Tuesday, January 7, 2014

Data Mining with Scilab

I know the name "Scilab" for a long time (http://www.scilab.org/en). For me, it is a tool for numerical analysis. It seemed not interesting in the context of the statistical data processing and data mining. Recently a mathematician colleague spoke to me about this tool. He was surprised about the low visibility of Scilab within the data mining community, knowing that it proposes functionalities which are quite similar to those of R software. I confess that I did not know Scilab from this perspective. I decided to study Scilab by setting a basic goal: is it possible to perform simply a predictive analysis process with Scilab? Namely: loading a data file (learning sample), building a predictive model, obtaining a description of its characteristics, loading a test sample, applying the model on this second set of data, building the confusion matrix and calculating the test error rate.

We will see in this tutorial that the whole task has been completed successfully easily. Scilab is perfectly prepared to fulfill statistical treatments. But two small drawbacks appear during the catch in hand of Scilab: the library of statistical functions exists but it is not as comprehensive as that of R; their documentation is not very extensive at this time. However, I am very satisfied of this first experience. I discovered an excellent free tool, flexible and efficient, very easy to take in hand, which turns out a credible alternative to R in the field of data mining.

Keywords: scilab, toolbox, nan, libsvm, linear discriminant analysis, R software, predictive analytics
Tutorial : en_Tanagra_Scilab_Data_Mining.pdf
Dataset : data_mining_scilab.zip
References :
Scilab - https://www.scilab.org/fr
ATOMS : Homepage - http://atoms.scilab.org/

Thursday, January 2, 2014

Tanagra, tenth anniversary

First of all, let me introduce you to all my wishes of happiness, health and success for the year 2014 which begins.

For Tanagra, 2014 is of quite particular importance. 10 Years ago almost to the day, the first version of the software has been put on line. Designed originally as a tool for the students and researchers in the data mining domain, the project has changed a bit of nature in recent years. Today, Tanagra is an academic project which provides a point of access to the statistical and the data mining techniques. It is addressed to students, but also to the researchers of other areas (psychology, sociology, archeology, etc.). It allows, I hope, make it more attractive, more clear, the implementation of these techniques on real case studies.

This mutation was accompanied by a refocusing of my activity. The Tanagra software is still evolving (we are at version 1.4.50), new methods are added, existing components are regularly improved, but at the same time I put emphasis on the documentation in the form of books, training materials and tutorials. The underlying idea is very simple: understanding the ins and outs of the methods is the best way to learn how to use software which proposes them.

Over the past 5 years (2009/01/01 to 2013/12/31), my site gets 677 visits per day.
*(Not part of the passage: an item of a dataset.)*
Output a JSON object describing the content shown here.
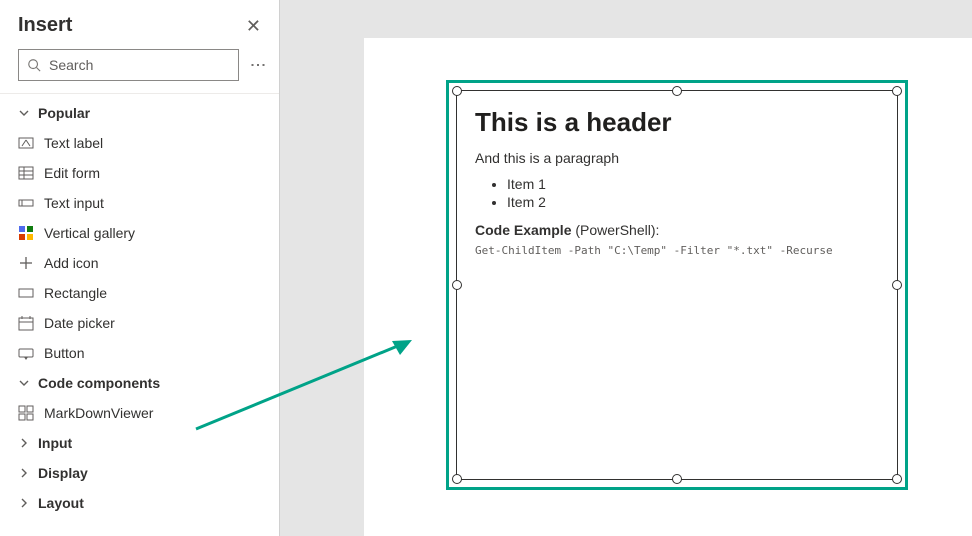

The 10 countries that come most often are: France, Morocco, Algeria, Tunisia, United States, India, Canada, Belgium, United Kingdom and Brazil. The page of the materials for my data mining courses is the most visited (http://eric.univ-lyon2.fr/~ricco/cours/supports_data_mining.html; 99 visits per day, 6 minutes 35 seconds average time spent on the page). At the same time, I note with great satisfaction that the English pages are overall as much visited as those in French. I think that the effort to write documentation in English is fruitful.

I hope that this work will be useful for a long time, and that 2014 will be the opportunity of exchanges always so rewarding for everybody.

Ricco.